HOW TO COMPLETE THIS TASK >>
One number is the full answer: how many lines in the records contain the word "title"?

___ ENTRIES SHOWN ___

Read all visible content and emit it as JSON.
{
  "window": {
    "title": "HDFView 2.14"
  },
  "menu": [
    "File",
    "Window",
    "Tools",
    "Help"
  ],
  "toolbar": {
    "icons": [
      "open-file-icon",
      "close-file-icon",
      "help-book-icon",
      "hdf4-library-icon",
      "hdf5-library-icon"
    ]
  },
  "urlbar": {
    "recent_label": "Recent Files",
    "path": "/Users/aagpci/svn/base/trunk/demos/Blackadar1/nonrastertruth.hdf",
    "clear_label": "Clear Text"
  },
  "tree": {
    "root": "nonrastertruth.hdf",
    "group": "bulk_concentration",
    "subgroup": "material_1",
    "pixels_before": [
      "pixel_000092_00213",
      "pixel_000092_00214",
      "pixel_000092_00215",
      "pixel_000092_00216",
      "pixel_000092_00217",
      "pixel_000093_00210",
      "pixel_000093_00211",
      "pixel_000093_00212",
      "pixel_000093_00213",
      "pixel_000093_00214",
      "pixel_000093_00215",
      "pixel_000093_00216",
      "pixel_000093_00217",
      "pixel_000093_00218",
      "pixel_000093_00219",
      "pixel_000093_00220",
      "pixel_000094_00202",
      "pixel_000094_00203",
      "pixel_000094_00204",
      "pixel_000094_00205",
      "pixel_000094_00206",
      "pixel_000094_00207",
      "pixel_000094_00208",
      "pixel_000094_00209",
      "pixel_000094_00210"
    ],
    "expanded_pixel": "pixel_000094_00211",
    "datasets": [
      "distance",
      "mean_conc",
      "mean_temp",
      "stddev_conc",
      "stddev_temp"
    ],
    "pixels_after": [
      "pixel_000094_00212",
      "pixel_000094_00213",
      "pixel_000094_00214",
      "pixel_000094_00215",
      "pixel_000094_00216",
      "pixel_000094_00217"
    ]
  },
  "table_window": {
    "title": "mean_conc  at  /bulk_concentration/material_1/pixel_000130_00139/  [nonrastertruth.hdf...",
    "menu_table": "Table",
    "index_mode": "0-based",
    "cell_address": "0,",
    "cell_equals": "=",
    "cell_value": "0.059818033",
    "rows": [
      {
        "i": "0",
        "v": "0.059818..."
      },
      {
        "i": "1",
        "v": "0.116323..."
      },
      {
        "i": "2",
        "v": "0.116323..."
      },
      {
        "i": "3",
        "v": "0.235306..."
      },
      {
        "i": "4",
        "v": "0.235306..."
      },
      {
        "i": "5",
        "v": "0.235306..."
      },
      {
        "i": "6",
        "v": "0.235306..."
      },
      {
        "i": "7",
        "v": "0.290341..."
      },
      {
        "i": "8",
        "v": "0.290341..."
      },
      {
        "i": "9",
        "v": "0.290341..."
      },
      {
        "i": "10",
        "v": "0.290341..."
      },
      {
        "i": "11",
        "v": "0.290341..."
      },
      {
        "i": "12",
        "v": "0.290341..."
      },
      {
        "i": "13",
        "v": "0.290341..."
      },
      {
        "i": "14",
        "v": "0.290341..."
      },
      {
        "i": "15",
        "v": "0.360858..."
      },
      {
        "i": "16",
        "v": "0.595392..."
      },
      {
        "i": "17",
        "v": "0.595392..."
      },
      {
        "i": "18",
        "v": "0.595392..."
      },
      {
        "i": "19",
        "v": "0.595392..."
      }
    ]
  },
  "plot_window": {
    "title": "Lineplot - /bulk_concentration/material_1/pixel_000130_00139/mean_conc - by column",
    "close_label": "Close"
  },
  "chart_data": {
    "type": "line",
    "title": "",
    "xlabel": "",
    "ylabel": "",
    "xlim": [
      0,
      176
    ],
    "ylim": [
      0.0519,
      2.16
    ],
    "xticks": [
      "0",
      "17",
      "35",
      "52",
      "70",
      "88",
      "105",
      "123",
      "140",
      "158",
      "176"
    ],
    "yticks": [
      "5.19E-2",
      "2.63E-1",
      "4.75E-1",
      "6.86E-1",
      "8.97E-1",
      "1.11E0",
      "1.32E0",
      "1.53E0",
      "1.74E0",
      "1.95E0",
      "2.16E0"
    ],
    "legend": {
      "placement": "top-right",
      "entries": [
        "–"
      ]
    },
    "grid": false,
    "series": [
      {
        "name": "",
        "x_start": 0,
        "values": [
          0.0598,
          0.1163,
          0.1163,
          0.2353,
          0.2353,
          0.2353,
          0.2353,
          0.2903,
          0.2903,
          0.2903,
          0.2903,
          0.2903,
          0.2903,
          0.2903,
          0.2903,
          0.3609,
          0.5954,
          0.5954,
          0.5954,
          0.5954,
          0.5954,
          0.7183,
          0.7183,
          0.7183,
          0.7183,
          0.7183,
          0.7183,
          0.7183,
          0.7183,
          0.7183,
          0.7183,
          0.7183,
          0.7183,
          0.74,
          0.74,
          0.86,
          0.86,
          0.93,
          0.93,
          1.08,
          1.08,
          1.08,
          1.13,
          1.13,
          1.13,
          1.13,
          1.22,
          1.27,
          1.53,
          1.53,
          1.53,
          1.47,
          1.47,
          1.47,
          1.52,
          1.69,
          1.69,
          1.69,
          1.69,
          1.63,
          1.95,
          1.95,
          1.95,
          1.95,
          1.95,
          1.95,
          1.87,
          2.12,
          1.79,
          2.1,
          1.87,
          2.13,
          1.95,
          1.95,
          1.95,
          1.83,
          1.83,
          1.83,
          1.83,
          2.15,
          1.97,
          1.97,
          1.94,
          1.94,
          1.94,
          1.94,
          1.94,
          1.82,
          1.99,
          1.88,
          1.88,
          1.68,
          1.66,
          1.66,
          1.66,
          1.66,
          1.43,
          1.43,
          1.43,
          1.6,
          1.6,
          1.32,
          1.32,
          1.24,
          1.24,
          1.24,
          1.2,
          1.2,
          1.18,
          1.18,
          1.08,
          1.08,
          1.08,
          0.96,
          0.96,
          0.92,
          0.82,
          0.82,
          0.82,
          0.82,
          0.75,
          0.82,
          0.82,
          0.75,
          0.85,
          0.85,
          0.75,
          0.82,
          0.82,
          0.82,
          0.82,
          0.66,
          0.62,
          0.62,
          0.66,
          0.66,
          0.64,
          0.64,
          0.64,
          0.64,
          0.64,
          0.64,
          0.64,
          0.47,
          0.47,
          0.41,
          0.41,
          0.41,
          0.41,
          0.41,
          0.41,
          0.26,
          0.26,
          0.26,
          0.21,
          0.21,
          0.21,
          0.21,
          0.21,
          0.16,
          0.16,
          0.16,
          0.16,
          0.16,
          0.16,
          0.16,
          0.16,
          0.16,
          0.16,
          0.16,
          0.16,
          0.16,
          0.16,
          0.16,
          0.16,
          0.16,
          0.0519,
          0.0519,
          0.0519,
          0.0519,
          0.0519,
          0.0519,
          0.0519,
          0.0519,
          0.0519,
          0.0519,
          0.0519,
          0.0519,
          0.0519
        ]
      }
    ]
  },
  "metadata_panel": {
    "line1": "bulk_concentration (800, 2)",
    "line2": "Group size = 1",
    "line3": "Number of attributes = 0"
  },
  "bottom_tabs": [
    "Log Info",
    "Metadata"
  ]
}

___

TASK SOLUTION >>
4